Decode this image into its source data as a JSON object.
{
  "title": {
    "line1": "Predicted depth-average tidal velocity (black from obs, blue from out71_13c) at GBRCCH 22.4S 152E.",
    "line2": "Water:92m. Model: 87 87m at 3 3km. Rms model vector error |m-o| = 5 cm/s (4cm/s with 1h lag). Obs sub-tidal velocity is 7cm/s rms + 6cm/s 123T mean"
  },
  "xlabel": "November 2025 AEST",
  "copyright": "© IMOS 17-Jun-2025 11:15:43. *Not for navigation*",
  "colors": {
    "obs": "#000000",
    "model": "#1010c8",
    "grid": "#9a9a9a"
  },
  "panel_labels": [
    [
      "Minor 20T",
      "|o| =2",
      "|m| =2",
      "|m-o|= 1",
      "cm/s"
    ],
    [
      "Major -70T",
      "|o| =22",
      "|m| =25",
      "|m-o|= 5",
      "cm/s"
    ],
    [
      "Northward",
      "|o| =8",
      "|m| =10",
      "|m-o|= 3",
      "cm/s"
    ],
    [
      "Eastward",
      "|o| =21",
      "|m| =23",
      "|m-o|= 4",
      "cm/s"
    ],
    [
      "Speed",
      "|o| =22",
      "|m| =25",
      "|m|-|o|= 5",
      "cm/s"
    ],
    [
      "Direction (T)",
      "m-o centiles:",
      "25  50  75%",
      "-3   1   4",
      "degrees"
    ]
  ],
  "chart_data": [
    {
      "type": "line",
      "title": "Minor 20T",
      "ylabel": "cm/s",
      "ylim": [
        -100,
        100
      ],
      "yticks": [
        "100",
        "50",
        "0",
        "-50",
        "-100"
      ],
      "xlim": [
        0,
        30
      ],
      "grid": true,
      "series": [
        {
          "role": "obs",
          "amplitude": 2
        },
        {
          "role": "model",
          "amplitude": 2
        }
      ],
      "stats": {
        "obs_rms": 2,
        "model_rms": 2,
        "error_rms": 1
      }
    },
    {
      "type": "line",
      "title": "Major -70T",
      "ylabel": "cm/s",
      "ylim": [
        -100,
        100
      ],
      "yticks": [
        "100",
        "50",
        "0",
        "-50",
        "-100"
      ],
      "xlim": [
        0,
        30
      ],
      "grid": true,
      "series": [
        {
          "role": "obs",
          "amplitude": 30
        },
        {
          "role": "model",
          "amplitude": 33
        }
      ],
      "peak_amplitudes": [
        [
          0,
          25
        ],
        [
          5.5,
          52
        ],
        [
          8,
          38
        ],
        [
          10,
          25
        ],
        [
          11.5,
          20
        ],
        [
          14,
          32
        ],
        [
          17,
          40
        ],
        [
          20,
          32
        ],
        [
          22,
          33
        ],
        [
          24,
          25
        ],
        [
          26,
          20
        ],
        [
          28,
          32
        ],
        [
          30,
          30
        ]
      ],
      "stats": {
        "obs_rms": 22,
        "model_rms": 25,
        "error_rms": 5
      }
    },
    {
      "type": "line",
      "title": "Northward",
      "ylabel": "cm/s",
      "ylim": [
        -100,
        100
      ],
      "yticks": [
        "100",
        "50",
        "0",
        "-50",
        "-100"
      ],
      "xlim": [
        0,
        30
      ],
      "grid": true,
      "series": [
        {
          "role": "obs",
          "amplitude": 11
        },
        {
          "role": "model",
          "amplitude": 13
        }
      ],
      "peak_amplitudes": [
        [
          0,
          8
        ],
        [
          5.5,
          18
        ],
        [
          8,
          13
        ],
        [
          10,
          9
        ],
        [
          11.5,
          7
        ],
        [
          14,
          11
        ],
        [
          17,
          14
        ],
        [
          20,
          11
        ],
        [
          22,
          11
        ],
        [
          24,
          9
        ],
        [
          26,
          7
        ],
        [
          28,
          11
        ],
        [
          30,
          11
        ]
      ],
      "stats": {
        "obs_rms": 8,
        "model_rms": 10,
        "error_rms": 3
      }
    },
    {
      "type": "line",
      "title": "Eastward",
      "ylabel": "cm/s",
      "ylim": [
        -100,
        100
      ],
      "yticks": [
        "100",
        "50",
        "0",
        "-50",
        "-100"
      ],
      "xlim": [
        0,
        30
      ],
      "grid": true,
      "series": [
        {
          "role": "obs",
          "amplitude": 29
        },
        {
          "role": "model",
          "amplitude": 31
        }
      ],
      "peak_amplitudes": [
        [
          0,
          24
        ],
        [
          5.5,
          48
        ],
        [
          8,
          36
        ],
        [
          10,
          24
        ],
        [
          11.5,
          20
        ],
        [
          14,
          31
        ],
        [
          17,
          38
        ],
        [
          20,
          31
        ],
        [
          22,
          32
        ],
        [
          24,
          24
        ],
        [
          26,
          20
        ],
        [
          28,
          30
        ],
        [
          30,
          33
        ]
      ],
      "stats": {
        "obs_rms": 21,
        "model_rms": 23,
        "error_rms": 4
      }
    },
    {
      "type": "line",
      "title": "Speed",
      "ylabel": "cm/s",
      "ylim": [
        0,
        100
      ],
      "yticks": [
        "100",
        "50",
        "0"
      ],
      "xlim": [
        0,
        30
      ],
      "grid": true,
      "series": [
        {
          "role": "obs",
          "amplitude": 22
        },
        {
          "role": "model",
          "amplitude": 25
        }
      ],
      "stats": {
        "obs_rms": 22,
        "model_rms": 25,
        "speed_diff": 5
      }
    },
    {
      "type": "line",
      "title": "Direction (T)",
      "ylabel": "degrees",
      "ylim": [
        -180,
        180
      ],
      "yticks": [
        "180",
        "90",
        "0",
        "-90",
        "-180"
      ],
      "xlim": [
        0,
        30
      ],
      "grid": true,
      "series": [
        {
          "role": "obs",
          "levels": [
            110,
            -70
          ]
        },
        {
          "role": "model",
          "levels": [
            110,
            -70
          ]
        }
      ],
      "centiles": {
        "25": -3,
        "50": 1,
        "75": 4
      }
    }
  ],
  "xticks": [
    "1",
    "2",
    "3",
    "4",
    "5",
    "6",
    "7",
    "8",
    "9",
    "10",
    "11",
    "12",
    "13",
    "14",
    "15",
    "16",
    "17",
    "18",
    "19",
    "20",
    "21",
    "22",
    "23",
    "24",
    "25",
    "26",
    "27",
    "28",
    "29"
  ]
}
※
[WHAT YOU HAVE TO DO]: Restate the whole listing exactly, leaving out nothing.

[RESPONSE BOX]:
Decode this image into its source data as a JSON object.
{
  "title": {
    "line1": "Predicted depth-average tidal velocity (black from obs, blue from out71_13c) at GBRCCH 22.4S 152E.",
    "line2": "Water:92m. Model: 87 87m at 3 3km. Rms model vector error |m-o| = 5 cm/s (4cm/s with 1h lag). Obs sub-tidal velocity is 7cm/s rms + 6cm/s 123T mean"
  },
  "xlabel": "November 2025 AEST",
  "copyright": "© IMOS 17-Jun-2025 11:15:43. *Not for navigation*",
  "colors": {
    "obs": "#000000",
    "model": "#1010c8",
    "grid": "#9a9a9a"
  },
  "panel_labels": [
    [
      "Minor 20T",
      "|o| =2",
      "|m| =2",
      "|m-o|= 1",
      "cm/s"
    ],
    [
      "Major -70T",
      "|o| =22",
      "|m| =25",
      "|m-o|= 5",
      "cm/s"
    ],
    [
      "Northward",
      "|o| =8",
      "|m| =10",
      "|m-o|= 3",
      "cm/s"
    ],
    [
      "Eastward",
      "|o| =21",
      "|m| =23",
      "|m-o|= 4",
      "cm/s"
    ],
    [
      "Speed",
      "|o| =22",
      "|m| =25",
      "|m|-|o|= 5",
      "cm/s"
    ],
    [
      "Direction (T)",
      "m-o centiles:",
      "25  50  75%",
      "-3   1   4",
      "degrees"
    ]
  ],
  "chart_data": [
    {
      "type": "line",
      "title": "Minor 20T",
      "ylabel": "cm/s",
      "ylim": [
        -100,
        100
      ],
      "yticks": [
        "100",
        "50",
        "0",
        "-50",
        "-100"
      ],
      "xlim": [
        0,
        30
      ],
      "grid": true,
      "series": [
        {
          "role": "obs",
          "amplitude": 2
        },
        {
          "role": "model",
          "amplitude": 2
        }
      ],
      "stats": {
        "obs_rms": 2,
        "model_rms": 2,
        "error_rms": 1
      }
    },
    {
      "type": "line",
      "title": "Major -70T",
      "ylabel": "cm/s",
      "ylim": [
        -100,
        100
      ],
      "yticks": [
        "100",
        "50",
        "0",
        "-50",
        "-100"
      ],
      "xlim": [
        0,
        30
      ],
      "grid": true,
      "series": [
        {
          "role": "obs",
          "amplitude": 30
        },
        {
          "role": "model",
          "amplitude": 33
        }
      ],
      "peak_amplitudes": [
        [
          0,
          25
        ],
        [
          5.5,
          52
        ],
        [
          8,
          38
        ],
        [
          10,
          25
        ],
        [
          11.5,
          20
        ],
        [
          14,
          32
        ],
        [
          17,
          40
        ],
        [
          20,
          32
        ],
        [
          22,
          33
        ],
        [
          24,
          25
        ],
        [
          26,
          20
        ],
        [
          28,
          32
        ],
        [
          30,
          30
        ]
      ],
      "stats": {
        "obs_rms": 22,
        "model_rms": 25,
        "error_rms": 5
      }
    },
    {
      "type": "line",
      "title": "Northward",
      "ylabel": "cm/s",
      "ylim": [
        -100,
        100
      ],
      "yticks": [
        "100",
        "50",
        "0",
        "-50",
        "-100"
      ],
      "xlim": [
        0,
        30
      ],
      "grid": true,
      "series": [
        {
          "role": "obs",
          "amplitude": 11
        },
        {
          "role": "model",
          "amplitude": 13
        }
      ],
      "peak_amplitudes": [
        [
          0,
          8
        ],
        [
          5.5,
          18
        ],
        [
          8,
          13
        ],
        [
          10,
          9
        ],
        [
          11.5,
          7
        ],
        [
          14,
          11
        ],
        [
          17,
          14
        ],
        [
          20,
          11
        ],
        [
          22,
          11
        ],
        [
          24,
          9
        ],
        [
          26,
          7
        ],
        [
          28,
          11
        ],
        [
          30,
          11
        ]
      ],
      "stats": {
        "obs_rms": 8,
        "model_rms": 10,
        "error_rms": 3
      }
    },
    {
      "type": "line",
      "title": "Eastward",
      "ylabel": "cm/s",
      "ylim": [
        -100,
        100
      ],
      "yticks": [
        "100",
        "50",
        "0",
        "-50",
        "-100"
      ],
      "xlim": [
        0,
        30
      ],
      "grid": true,
      "series": [
        {
          "role": "obs",
          "amplitude": 29
        },
        {
          "role": "model",
          "amplitude": 31
        }
      ],
      "peak_amplitudes": [
        [
          0,
          24
        ],
        [
          5.5,
          48
        ],
        [
          8,
          36
        ],
        [
          10,
          24
        ],
        [
          11.5,
          20
        ],
        [
          14,
          31
        ],
        [
          17,
          38
        ],
        [
          20,
          31
        ],
        [
          22,
          32
        ],
        [
          24,
          24
        ],
        [
          26,
          20
        ],
        [
          28,
          30
        ],
        [
          30,
          33
        ]
      ],
      "stats": {
        "obs_rms": 21,
        "model_rms": 23,
        "error_rms": 4
      }
    },
    {
      "type": "line",
      "title": "Speed",
      "ylabel": "cm/s",
      "ylim": [
        0,
        100
      ],
      "yticks": [
        "100",
        "50",
        "0"
      ],
      "xlim": [
        0,
        30
      ],
      "grid": true,
      "series": [
        {
          "role": "obs",
          "amplitude": 22
        },
        {
          "role": "model",
          "amplitude": 25
        }
      ],
      "stats": {
        "obs_rms": 22,
        "model_rms": 25,
        "speed_diff": 5
      }
    },
    {
      "type": "line",
      "title": "Direction (T)",
      "ylabel": "degrees",
      "ylim": [
        -180,
        180
      ],
      "yticks": [
        "180",
        "90",
        "0",
        "-90",
        "-180"
      ],
      "xlim": [
        0,
        30
      ],
      "grid": true,
      "series": [
        {
          "role": "obs",
          "levels": [
            110,
            -70
          ]
        },
        {
          "role": "model",
          "levels": [
            110,
            -70
          ]
        }
      ],
      "centiles": {
        "25": -3,
        "50": 1,
        "75": 4
      }
    }
  ],
  "xticks": [
    "1",
    "2",
    "3",
    "4",
    "5",
    "6",
    "7",
    "8",
    "9",
    "10",
    "11",
    "12",
    "13",
    "14",
    "15",
    "16",
    "17",
    "18",
    "19",
    "20",
    "21",
    "22",
    "23",
    "24",
    "25",
    "26",
    "27",
    "28",
    "29"
  ]
}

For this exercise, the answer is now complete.